Exclusion of interest on rental housing bonds


Reduced tax rate for nuclear decommissioning funds


Exclusion of interest for airport, dock, and similar bonds


Qualified school construction bonds


Exemption of certain mutuals’ and cooperatives’ income


Exclusion of interest on student-loan bonds


Exclusion of interest on bonds for water, sewage, and hazardous waste facilities


Credit for holders of zone academy bonds


Tonnage tax


Credit for investment in clean coal facilities


Credits for clean-fuel-burning vehicles and refueling property


Credit to holders of Gulf Tax Credit Bonds


Special rules for small property and casualty insurance companies


Exclusion of interest on small issue bonds


Small life insurance company deduction


Credit for employee health insurance expenses of small business


Industrial CO2 capture and sequestration tax credit


Recovery Zone Bonds


Exclusion of interest on bonds for Highway Projects and rail-truck transfer facilities


Exclusion of utility conservation subsidies
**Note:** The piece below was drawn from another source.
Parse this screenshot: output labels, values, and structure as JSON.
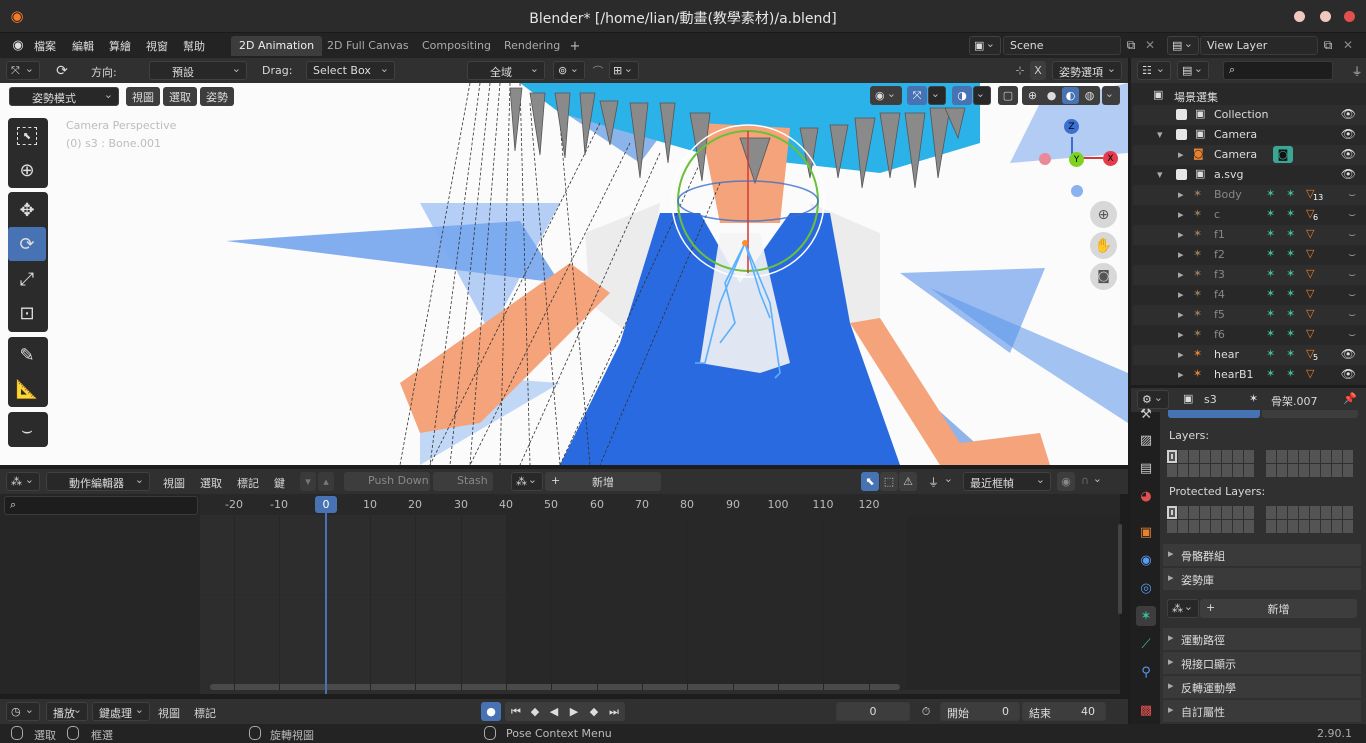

Credit for holding clean renewable energy bonds


Investment credit for rehabilitation of structures (non-historic)


Qualified energy conservation bonds


Employer-provided child care credit


Tribal Economic Development Bonds


Empowerment zones


Credit for employer differential wage payments


Credit for construction of new energy efficient homes


Indian employment credit


Exclusion of interest on energy facility bonds


Marginal wells credit


Credit for certain expenditures for maintaining railroad tracks


Biodiesel and small agri-biodiesel producer tax credits


[1] There have been a few attempts to answer this question in the past. For instance, in 2011, the Joint Committee on Taxation estimated that repealing all corporate tax expenditures would be sufficient to lower the corporate tax rate to 28 percent. However, its estimates included the repeal of a few provisions that probably shouldn’t be considered tax expenditures (such as accelerated depreciationDepreciation is a measurement of the “useful life” of a business asset, such as machinery or a factory, to determine the multiyear period over which the cost of that asset can be deducted from taxable income. Instead of allowing businesses to deduct the cost of investments immediately (i.e., full expensing), depreciation requires deductions to be taken over time, reducing their value and discouraging investment. ). Furthermore, its estimates were based on the 2011 revenue baseline, which is significantly different than the current revenue baseline (largely due to the 2015 omnibus tax bill, which made several temporary tax expenditures into permanent law). In mid-2015, Tax Foundation President Scott Hodge also wrote a paper that addressed a version of this question, but it was also published before the passage of the 2015 omnibus. Given the timeliness of the issue, I decided to examine it myself, using the latest data and federal law baseline.

[2] For the purposes of this thought experiment, I’ve examined how much Congress could reduce the corporate income tax rate on a static basis if every tax expenditure were eliminated. If the economic effects of a corporate rate cut were considered, Congress would be able to reduce the corporate rate more on a revenue-neutral basis, although these effects are unlikely to be accounted fully by the official scorekeeper, the Joint Committee on Taxation.

[3] According to the Treasury, there are 86 corporate tax expenditures; according to the Joint Committee on Taxation, there are over 100. The 54 tax expenditures that I identified for the purpose of this thought experiment consist of all corporate tax expenditures on the Treasury’s list, except for those that appear to be efforts to move the tax baseThe tax base is the total amount of income, property, assets, consumption, transactions, or other economic activity subject to taxation by a tax authority. A narrow tax base is non-neutral and inefficient. A broad tax base reduces tax administration costs and allows more revenue to be raised at lower rates. toward a different paradigm. I’ve excluded all tax expenditures that accelerate cost recovery and defer the taxation of gains, given that they move the corporate income tax closer to a cash-flow base. Additionally, I’ve excluded all tax expenditures dealing with foreign-source income, as they represent an attempt to move closer to a “territorial” paradigm for taxing income earned overseas.